## Task brief
For every line in the records below that holds "websites", make a copy.

[Stored dataset items]
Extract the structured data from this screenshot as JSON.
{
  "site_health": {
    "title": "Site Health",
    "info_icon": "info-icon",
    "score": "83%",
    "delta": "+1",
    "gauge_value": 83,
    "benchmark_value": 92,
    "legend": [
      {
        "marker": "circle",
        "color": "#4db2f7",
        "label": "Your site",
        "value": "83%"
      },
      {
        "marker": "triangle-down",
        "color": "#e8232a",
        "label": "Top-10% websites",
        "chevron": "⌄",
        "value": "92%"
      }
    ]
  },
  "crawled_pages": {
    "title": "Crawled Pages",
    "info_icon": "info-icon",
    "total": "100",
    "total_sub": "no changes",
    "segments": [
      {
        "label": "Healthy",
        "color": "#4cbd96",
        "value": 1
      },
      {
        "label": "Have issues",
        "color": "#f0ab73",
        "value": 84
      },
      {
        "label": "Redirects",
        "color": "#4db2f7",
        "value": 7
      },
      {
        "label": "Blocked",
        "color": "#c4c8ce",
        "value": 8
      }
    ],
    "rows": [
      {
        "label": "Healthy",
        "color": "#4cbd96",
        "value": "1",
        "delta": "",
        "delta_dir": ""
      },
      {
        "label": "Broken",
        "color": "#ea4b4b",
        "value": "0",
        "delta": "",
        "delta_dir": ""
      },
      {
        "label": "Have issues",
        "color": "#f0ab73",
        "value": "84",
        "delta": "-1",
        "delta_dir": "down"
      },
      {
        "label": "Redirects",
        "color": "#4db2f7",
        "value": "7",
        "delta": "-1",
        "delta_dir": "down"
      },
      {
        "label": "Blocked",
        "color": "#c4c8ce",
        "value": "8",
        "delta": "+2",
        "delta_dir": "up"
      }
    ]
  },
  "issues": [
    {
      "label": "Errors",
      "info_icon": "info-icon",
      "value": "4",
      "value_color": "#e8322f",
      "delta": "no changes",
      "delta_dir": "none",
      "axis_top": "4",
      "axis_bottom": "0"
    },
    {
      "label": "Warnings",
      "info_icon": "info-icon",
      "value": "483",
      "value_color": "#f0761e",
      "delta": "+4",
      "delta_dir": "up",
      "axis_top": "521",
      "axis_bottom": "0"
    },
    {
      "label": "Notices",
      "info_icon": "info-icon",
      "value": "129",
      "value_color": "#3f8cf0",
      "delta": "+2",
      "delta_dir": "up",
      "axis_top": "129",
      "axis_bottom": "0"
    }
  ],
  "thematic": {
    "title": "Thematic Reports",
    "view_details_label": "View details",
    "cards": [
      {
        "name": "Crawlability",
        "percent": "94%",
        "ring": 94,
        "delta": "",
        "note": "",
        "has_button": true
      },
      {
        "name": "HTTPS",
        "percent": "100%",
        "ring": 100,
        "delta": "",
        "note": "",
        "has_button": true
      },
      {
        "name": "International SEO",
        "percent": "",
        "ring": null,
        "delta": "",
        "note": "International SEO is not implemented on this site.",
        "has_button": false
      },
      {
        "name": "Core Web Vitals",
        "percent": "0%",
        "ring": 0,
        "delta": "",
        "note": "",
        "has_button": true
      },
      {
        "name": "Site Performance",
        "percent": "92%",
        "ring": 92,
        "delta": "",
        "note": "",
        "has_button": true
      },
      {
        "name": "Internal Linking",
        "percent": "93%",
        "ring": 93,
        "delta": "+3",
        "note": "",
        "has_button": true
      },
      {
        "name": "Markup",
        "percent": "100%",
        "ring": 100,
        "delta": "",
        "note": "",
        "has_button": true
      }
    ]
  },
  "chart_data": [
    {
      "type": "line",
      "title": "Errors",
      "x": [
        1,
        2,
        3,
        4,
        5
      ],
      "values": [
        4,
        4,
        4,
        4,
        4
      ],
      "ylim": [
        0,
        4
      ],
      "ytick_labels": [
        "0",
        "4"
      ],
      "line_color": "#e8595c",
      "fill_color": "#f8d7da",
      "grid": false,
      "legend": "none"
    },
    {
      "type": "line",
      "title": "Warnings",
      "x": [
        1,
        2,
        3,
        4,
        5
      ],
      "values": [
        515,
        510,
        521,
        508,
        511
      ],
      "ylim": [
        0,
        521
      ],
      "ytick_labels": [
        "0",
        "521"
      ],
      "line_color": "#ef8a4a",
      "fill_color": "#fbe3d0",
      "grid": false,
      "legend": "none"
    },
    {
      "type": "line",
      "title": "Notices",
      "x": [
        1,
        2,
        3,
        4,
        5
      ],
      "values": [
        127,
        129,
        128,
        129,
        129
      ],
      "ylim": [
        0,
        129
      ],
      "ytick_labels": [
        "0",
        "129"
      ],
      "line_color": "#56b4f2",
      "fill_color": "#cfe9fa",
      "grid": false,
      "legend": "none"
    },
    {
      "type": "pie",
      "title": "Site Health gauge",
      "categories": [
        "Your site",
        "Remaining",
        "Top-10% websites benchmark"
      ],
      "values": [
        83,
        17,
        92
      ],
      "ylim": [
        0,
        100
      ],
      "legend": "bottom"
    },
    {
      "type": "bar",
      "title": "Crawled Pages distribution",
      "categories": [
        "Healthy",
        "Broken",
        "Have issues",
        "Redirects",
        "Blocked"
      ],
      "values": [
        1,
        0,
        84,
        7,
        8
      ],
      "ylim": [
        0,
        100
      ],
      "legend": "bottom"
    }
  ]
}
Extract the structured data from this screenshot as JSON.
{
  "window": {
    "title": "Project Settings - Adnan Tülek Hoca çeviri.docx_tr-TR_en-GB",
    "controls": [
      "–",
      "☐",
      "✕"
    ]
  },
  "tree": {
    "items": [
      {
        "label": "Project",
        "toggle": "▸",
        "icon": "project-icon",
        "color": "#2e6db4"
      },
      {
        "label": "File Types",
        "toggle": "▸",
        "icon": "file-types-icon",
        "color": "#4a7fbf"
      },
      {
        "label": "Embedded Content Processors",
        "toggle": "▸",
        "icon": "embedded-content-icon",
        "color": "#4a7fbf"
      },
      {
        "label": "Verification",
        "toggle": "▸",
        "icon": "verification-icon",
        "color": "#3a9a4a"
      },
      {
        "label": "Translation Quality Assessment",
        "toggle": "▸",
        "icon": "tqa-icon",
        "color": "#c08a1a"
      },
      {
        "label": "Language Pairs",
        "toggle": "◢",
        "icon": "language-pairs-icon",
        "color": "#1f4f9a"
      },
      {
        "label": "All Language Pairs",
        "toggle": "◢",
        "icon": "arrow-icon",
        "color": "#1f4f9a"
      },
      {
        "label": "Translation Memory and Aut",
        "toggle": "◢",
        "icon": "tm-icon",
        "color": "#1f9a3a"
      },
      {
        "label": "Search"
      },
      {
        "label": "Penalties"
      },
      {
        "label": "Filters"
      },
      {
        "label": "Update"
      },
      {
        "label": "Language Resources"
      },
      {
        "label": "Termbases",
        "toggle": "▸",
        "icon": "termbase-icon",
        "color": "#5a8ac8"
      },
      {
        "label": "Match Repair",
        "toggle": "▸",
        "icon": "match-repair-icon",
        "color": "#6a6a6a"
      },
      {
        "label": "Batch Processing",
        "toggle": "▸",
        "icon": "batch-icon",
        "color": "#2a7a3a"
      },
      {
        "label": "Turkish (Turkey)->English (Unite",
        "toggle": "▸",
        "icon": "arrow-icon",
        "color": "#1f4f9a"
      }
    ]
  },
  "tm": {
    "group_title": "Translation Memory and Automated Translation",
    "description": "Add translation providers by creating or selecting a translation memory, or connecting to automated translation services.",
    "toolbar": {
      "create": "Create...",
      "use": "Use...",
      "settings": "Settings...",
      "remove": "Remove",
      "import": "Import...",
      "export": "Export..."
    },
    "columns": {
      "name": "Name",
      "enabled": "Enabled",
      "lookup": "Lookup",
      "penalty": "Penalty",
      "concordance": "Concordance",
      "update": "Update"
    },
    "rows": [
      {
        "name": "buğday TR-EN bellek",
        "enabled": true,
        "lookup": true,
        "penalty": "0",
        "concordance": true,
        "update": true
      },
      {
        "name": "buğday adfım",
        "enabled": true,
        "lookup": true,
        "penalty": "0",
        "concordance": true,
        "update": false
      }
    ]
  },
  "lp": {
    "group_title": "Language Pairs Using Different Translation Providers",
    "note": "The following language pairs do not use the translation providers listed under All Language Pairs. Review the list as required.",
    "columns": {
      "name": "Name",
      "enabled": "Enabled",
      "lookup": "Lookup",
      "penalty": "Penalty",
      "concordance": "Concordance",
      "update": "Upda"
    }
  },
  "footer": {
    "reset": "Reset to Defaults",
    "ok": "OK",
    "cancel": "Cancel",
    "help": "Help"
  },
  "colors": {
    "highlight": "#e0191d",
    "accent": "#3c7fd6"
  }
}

## Exercise output
        "label": "Top-10% websites",
        "Top-10% websites benchmark"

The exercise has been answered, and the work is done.